I shoulda said this way earlier: Please see Precious for yourself.
This isn’t some Coke and gold circa 1986 shit. Won’t nobody accuse you of killing sisters and brothers in apartheid South Africa if you indulge your love of name-brand cola and dookie ropes.
I had a disturbing verbal altercation discussion with a random, aggressive woman from Ghana who had never heard that fried chicken consumption was a stereotype used to clown African Americans but still tried to bully me into agreeing that it was OK that Precious stole a 10-piece bucket of chicken because that’s how people get down in “the ghetto” sister about this fucking provocative movie at the Bed-Stuy version of Cheers. I did not bring up this movie or the book on which it is based. The instigator male bartender did by asking me what I thought of the flick and announcing my feelings about the narrative unevenness, the troublesome color politics, the pileup of visual stereotypes and the almost gleeful visual degradation of Precious’s large body to the bar full of Black women who loved the film.
So here’s a Hollywood happy ending:
I am no longer discussing Precious with people who ride for it. Sorry. If they want to believe that it’s OK for a brown-skinned director who already stated his bias against dark skinned, overweight people to trot out corny, racialized stereotypes under the auspices of telling a “real” story in “da ghetto,” that’s fine.

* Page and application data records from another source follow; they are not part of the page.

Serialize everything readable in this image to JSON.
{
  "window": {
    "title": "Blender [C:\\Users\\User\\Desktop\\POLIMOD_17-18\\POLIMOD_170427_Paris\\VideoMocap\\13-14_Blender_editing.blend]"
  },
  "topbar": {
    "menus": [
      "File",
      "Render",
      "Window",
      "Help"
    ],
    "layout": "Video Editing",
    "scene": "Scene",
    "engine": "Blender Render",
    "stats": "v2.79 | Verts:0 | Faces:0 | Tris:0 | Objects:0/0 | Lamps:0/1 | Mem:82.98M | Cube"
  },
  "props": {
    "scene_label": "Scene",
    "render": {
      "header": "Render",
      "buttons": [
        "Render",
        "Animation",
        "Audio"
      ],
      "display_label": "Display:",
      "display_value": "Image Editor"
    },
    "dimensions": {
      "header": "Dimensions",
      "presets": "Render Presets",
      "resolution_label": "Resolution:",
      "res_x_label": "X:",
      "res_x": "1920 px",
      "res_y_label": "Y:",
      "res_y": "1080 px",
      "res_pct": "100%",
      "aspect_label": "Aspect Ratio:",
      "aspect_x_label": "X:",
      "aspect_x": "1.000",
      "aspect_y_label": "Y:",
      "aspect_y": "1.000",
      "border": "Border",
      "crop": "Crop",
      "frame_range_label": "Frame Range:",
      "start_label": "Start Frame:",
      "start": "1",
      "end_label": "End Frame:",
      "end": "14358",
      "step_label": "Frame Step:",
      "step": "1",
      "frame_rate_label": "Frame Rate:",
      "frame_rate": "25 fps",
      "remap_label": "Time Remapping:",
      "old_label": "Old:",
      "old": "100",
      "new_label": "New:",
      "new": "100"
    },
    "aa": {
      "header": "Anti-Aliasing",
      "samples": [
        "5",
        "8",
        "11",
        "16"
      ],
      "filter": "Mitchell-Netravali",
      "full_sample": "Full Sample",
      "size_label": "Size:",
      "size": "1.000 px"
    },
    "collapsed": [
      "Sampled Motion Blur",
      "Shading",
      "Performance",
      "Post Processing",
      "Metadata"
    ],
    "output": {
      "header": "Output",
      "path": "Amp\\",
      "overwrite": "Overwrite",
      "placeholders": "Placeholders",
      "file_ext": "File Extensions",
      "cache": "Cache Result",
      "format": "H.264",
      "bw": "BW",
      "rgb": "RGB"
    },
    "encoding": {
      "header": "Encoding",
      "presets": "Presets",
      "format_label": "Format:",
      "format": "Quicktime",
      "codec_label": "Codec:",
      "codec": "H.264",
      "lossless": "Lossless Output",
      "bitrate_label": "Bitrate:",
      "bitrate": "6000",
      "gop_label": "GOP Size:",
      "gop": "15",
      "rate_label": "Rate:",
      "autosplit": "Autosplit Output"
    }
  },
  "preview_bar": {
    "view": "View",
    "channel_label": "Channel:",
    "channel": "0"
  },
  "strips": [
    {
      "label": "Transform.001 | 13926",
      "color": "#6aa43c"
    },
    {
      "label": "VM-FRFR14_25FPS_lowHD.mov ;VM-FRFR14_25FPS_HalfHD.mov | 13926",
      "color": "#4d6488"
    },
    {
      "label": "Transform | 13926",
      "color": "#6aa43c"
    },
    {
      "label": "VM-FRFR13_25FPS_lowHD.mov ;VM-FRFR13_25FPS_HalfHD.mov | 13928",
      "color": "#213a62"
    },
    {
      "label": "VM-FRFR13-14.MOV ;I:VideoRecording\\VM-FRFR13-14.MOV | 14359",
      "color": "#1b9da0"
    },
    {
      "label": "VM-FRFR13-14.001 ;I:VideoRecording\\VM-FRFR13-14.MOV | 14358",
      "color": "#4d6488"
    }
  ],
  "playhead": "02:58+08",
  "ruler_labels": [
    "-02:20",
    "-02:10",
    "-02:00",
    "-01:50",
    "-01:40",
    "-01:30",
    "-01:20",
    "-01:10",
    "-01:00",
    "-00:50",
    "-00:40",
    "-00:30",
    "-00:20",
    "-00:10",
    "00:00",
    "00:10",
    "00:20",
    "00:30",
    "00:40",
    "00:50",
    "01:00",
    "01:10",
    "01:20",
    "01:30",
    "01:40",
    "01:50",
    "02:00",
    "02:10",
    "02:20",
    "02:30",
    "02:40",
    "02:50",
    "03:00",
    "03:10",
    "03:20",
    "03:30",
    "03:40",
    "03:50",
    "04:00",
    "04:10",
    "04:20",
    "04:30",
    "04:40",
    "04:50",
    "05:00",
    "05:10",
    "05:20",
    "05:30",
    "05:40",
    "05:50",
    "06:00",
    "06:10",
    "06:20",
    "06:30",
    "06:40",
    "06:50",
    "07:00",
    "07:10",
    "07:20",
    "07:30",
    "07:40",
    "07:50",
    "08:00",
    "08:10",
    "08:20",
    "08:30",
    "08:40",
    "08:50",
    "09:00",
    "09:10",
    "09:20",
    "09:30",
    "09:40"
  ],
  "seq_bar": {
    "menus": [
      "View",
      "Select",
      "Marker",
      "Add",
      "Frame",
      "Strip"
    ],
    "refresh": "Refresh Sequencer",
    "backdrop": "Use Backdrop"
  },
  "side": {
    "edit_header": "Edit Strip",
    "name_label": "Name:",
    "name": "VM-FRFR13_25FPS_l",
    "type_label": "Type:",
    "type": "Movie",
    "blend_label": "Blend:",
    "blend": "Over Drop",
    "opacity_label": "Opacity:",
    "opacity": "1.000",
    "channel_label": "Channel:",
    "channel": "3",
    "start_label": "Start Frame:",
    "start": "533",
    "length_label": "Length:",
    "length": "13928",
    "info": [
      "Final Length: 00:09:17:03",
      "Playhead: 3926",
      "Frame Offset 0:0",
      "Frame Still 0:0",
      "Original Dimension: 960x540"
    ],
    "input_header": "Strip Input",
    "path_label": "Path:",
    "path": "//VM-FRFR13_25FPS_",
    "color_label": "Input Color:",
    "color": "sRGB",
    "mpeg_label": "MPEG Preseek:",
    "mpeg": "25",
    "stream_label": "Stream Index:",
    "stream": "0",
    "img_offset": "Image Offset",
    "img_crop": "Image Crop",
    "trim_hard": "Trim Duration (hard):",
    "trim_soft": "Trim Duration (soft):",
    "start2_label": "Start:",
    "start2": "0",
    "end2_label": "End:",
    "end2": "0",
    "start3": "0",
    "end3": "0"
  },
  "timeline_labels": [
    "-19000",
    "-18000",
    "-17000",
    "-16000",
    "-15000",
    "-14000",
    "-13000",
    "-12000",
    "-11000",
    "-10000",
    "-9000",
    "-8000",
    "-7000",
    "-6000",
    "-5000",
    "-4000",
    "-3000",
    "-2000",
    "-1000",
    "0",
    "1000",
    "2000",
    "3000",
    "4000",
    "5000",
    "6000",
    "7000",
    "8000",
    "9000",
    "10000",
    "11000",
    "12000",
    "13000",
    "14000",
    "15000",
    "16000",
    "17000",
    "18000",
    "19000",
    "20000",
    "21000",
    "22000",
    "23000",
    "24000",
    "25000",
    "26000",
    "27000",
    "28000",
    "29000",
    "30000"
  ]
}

Feel how you feel, how you feel, how you feel, how you feel, feel, feel it. Word to Roy Ayers. In the sunshine.